• WHAT TO PRODUCE: Repeat the data that follows, keeping every character intact.

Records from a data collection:

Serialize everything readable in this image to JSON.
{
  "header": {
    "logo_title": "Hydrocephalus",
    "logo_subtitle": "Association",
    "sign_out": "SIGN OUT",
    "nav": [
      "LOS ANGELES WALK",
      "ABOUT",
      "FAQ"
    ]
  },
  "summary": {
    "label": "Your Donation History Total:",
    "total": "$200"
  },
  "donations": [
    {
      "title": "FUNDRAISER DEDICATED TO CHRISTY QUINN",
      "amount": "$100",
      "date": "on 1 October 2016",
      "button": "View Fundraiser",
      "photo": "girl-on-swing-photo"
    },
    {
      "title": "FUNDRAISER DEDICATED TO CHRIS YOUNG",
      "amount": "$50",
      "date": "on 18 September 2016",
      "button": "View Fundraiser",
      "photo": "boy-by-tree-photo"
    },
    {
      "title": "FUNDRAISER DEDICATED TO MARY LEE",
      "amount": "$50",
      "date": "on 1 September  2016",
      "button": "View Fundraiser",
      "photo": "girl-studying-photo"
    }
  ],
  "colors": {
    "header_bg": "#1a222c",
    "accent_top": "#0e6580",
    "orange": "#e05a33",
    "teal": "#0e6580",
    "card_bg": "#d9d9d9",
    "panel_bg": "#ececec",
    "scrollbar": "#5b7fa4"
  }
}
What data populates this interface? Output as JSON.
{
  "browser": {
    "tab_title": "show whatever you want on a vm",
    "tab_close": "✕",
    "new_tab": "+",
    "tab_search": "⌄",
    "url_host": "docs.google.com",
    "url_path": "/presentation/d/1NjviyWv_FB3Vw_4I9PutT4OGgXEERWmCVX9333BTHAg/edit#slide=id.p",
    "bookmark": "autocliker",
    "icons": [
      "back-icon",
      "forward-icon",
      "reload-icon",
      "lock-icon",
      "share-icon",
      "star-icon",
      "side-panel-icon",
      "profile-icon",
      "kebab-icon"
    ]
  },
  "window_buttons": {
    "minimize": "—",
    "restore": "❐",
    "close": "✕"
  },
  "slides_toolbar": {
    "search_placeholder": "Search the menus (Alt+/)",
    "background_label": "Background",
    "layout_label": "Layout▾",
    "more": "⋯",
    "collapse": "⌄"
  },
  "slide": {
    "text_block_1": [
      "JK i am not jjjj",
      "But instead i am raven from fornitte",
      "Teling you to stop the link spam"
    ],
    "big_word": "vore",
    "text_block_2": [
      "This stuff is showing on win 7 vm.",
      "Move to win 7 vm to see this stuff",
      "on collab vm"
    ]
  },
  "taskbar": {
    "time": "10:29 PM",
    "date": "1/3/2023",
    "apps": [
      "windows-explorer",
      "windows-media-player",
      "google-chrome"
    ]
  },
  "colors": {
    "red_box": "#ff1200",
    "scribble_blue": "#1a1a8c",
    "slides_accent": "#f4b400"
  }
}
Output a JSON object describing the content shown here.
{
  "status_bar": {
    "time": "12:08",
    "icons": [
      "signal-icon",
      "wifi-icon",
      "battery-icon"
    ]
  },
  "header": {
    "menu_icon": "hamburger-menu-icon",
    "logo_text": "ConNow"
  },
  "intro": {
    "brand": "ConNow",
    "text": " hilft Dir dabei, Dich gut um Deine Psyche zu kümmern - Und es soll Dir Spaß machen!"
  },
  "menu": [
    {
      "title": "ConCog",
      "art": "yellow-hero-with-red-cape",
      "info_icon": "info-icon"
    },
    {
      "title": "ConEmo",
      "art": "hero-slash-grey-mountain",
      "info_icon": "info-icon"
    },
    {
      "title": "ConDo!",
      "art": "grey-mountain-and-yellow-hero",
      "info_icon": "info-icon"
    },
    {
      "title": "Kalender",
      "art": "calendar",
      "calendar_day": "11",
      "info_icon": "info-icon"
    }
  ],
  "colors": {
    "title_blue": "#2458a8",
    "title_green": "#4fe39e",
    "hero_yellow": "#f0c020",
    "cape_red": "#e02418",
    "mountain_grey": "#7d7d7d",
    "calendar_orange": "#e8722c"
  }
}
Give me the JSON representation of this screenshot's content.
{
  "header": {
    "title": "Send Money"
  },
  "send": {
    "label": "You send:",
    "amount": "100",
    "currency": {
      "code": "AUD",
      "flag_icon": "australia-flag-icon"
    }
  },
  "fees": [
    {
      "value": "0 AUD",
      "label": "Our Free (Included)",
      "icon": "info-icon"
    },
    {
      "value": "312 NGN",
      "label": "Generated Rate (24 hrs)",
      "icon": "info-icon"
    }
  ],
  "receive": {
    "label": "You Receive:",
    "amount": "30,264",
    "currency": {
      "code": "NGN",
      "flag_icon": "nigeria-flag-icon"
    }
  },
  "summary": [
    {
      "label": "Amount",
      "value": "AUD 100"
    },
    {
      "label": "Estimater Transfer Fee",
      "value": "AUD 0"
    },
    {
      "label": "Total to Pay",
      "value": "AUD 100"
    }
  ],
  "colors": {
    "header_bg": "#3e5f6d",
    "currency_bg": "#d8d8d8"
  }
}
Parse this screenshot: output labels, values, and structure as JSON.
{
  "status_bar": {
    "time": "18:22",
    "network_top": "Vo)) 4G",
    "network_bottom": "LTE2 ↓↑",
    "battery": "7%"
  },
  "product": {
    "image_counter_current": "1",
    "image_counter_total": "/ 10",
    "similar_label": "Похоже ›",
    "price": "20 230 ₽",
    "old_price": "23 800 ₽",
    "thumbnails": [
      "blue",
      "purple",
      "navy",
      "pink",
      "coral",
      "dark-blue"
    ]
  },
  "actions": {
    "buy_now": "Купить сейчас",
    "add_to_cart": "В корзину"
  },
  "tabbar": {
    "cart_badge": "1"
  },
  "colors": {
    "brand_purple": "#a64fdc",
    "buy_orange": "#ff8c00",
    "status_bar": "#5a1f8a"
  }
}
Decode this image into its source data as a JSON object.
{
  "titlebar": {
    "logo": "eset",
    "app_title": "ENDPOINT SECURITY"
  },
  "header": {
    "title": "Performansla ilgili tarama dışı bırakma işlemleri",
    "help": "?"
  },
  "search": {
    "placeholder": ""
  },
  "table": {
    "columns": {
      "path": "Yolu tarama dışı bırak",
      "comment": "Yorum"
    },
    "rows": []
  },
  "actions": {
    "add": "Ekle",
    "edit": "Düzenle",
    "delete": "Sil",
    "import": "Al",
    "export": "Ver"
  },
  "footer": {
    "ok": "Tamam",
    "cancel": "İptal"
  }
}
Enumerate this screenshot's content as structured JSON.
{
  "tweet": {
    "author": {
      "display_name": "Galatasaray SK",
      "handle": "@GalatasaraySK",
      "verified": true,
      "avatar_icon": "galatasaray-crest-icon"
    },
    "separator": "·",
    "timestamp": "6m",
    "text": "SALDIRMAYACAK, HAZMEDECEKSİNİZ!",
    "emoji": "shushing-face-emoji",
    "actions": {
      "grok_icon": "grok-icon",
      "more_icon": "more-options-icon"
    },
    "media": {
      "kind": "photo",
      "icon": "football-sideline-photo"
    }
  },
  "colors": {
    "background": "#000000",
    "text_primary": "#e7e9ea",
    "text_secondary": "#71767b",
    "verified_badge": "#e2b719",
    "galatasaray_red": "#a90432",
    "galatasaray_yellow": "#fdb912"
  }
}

• EXERCISE SOLUTION:
Serialize everything readable in this image to JSON.
{
  "header": {
    "logo_title": "Hydrocephalus",
    "logo_subtitle": "Association",
    "sign_out": "SIGN OUT",
    "nav": [
      "LOS ANGELES WALK",
      "ABOUT",
      "FAQ"
    ]
  },
  "summary": {
    "label": "Your Donation History Total:",
    "total": "$200"
  },
  "donations": [
    {
      "title": "FUNDRAISER DEDICATED TO CHRISTY QUINN",
      "amount": "$100",
      "date": "on 1 October 2016",
      "button": "View Fundraiser",
      "photo": "girl-on-swing-photo"
    },
    {
      "title": "FUNDRAISER DEDICATED TO CHRIS YOUNG",
      "amount": "$50",
      "date": "on 18 September 2016",
      "button": "View Fundraiser",
      "photo": "boy-by-tree-photo"
    },
    {
      "title": "FUNDRAISER DEDICATED TO MARY LEE",
      "amount": "$50",
      "date": "on 1 September  2016",
      "button": "View Fundraiser",
      "photo": "girl-studying-photo"
    }
  ],
  "colors": {
    "header_bg": "#1a222c",
    "accent_top": "#0e6580",
    "orange": "#e05a33",
    "teal": "#0e6580",
    "card_bg": "#d9d9d9",
    "panel_bg": "#ececec",
    "scrollbar": "#5b7fa4"
  }
}
What data populates this interface? Output as JSON.
{
  "browser": {
    "tab_title": "show whatever you want on a vm",
    "tab_close": "✕",
    "new_tab": "+",
    "tab_search": "⌄",
    "url_host": "docs.google.com",
    "url_path": "/presentation/d/1NjviyWv_FB3Vw_4I9PutT4OGgXEERWmCVX9333BTHAg/edit#slide=id.p",
    "bookmark": "autocliker",
    "icons": [
      "back-icon",
      "forward-icon",
      "reload-icon",
      "lock-icon",
      "share-icon",
      "star-icon",
      "side-panel-icon",
      "profile-icon",
      "kebab-icon"
    ]
  },
  "window_buttons": {
    "minimize": "—",
    "restore": "❐",
    "close": "✕"
  },
  "slides_toolbar": {
    "search_placeholder": "Search the menus (Alt+/)",
    "background_label": "Background",
    "layout_label": "Layout▾",
    "more": "⋯",
    "collapse": "⌄"
  },
  "slide": {
    "text_block_1": [
      "JK i am not jjjj",
      "But instead i am raven from fornitte",
      "Teling you to stop the link spam"
    ],
    "big_word": "vore",
    "text_block_2": [
      "This stuff is showing on win 7 vm.",
      "Move to win 7 vm to see this stuff",
      "on collab vm"
    ]
  },
  "taskbar": {
    "time": "10:29 PM",
    "date": "1/3/2023",
    "apps": [
      "windows-explorer",
      "windows-media-player",
      "google-chrome"
    ]
  },
  "colors": {
    "red_box": "#ff1200",
    "scribble_blue": "#1a1a8c",
    "slides_accent": "#f4b400"
  }
}
Output a JSON object describing the content shown here.
{
  "status_bar": {
    "time": "12:08",
    "icons": [
      "signal-icon",
      "wifi-icon",
      "battery-icon"
    ]
  },
  "header": {
    "menu_icon": "hamburger-menu-icon",
    "logo_text": "ConNow"
  },
  "intro": {
    "brand": "ConNow",
    "text": " hilft Dir dabei, Dich gut um Deine Psyche zu kümmern - Und es soll Dir Spaß machen!"
  },
  "menu": [
    {
      "title": "ConCog",
      "art": "yellow-hero-with-red-cape",
      "info_icon": "info-icon"
    },
    {
      "title": "ConEmo",
      "art": "hero-slash-grey-mountain",
      "info_icon": "info-icon"
    },
    {
      "title": "ConDo!",
      "art": "grey-mountain-and-yellow-hero",
      "info_icon": "info-icon"
    },
    {
      "title": "Kalender",
      "art": "calendar",
      "calendar_day": "11",
      "info_icon": "info-icon"
    }
  ],
  "colors": {
    "title_blue": "#2458a8",
    "title_green": "#4fe39e",
    "hero_yellow": "#f0c020",
    "cape_red": "#e02418",
    "mountain_grey": "#7d7d7d",
    "calendar_orange": "#e8722c"
  }
}
Give me the JSON representation of this screenshot's content.
{
  "header": {
    "title": "Send Money"
  },
  "send": {
    "label": "You send:",
    "amount": "100",
    "currency": {
      "code": "AUD",
      "flag_icon": "australia-flag-icon"
    }
  },
  "fees": [
    {
      "value": "0 AUD",
      "label": "Our Free (Included)",
      "icon": "info-icon"
    },
    {
      "value": "312 NGN",
      "label": "Generated Rate (24 hrs)",
      "icon": "info-icon"
    }
  ],
  "receive": {
    "label": "You Receive:",
    "amount": "30,264",
    "currency": {
      "code": "NGN",
      "flag_icon": "nigeria-flag-icon"
    }
  },
  "summary": [
    {
      "label": "Amount",
      "value": "AUD 100"
    },
    {
      "label": "Estimater Transfer Fee",
      "value": "AUD 0"
    },
    {
      "label": "Total to Pay",
      "value": "AUD 100"
    }
  ],
  "colors": {
    "header_bg": "#3e5f6d",
    "currency_bg": "#d8d8d8"
  }
}
Parse this screenshot: output labels, values, and structure as JSON.
{
  "status_bar": {
    "time": "18:22",
    "network_top": "Vo)) 4G",
    "network_bottom": "LTE2 ↓↑",
    "battery": "7%"
  },
  "product": {
    "image_counter_current": "1",
    "image_counter_total": "/ 10",
    "similar_label": "Похоже ›",
    "price": "20 230 ₽",
    "old_price": "23 800 ₽",
    "thumbnails": [
      "blue",
      "purple",
      "navy",
      "pink",
      "coral",
      "dark-blue"
    ]
  },
  "actions": {
    "buy_now": "Купить сейчас",
    "add_to_cart": "В корзину"
  },
  "tabbar": {
    "cart_badge": "1"
  },
  "colors": {
    "brand_purple": "#a64fdc",
    "buy_orange": "#ff8c00",
    "status_bar": "#5a1f8a"
  }
}
Decode this image into its source data as a JSON object.
{
  "titlebar": {
    "logo": "eset",
    "app_title": "ENDPOINT SECURITY"
  },
  "header": {
    "title": "Performansla ilgili tarama dışı bırakma işlemleri",
    "help": "?"
  },
  "search": {
    "placeholder": ""
  },
  "table": {
    "columns": {
      "path": "Yolu tarama dışı bırak",
      "comment": "Yorum"
    },
    "rows": []
  },
  "actions": {
    "add": "Ekle",
    "edit": "Düzenle",
    "delete": "Sil",
    "import": "Al",
    "export": "Ver"
  },
  "footer": {
    "ok": "Tamam",
    "cancel": "İptal"
  }
}
Enumerate this screenshot's content as structured JSON.
{
  "tweet": {
    "author": {
      "display_name": "Galatasaray SK",
      "handle": "@GalatasaraySK",
      "verified": true,
      "avatar_icon": "galatasaray-crest-icon"
    },
    "separator": "·",
    "timestamp": "6m",
    "text": "SALDIRMAYACAK, HAZMEDECEKSİNİZ!",
    "emoji": "shushing-face-emoji",
    "actions": {
      "grok_icon": "grok-icon",
      "more_icon": "more-options-icon"
    },
    "media": {
      "kind": "photo",
      "icon": "football-sideline-photo"
    }
  },
  "colors": {
    "background": "#000000",
    "text_primary": "#e7e9ea",
    "text_secondary": "#71767b",
    "verified_badge": "#e2b719",
    "galatasaray_red": "#a90432",
    "galatasaray_yellow": "#fdb912"
  }
}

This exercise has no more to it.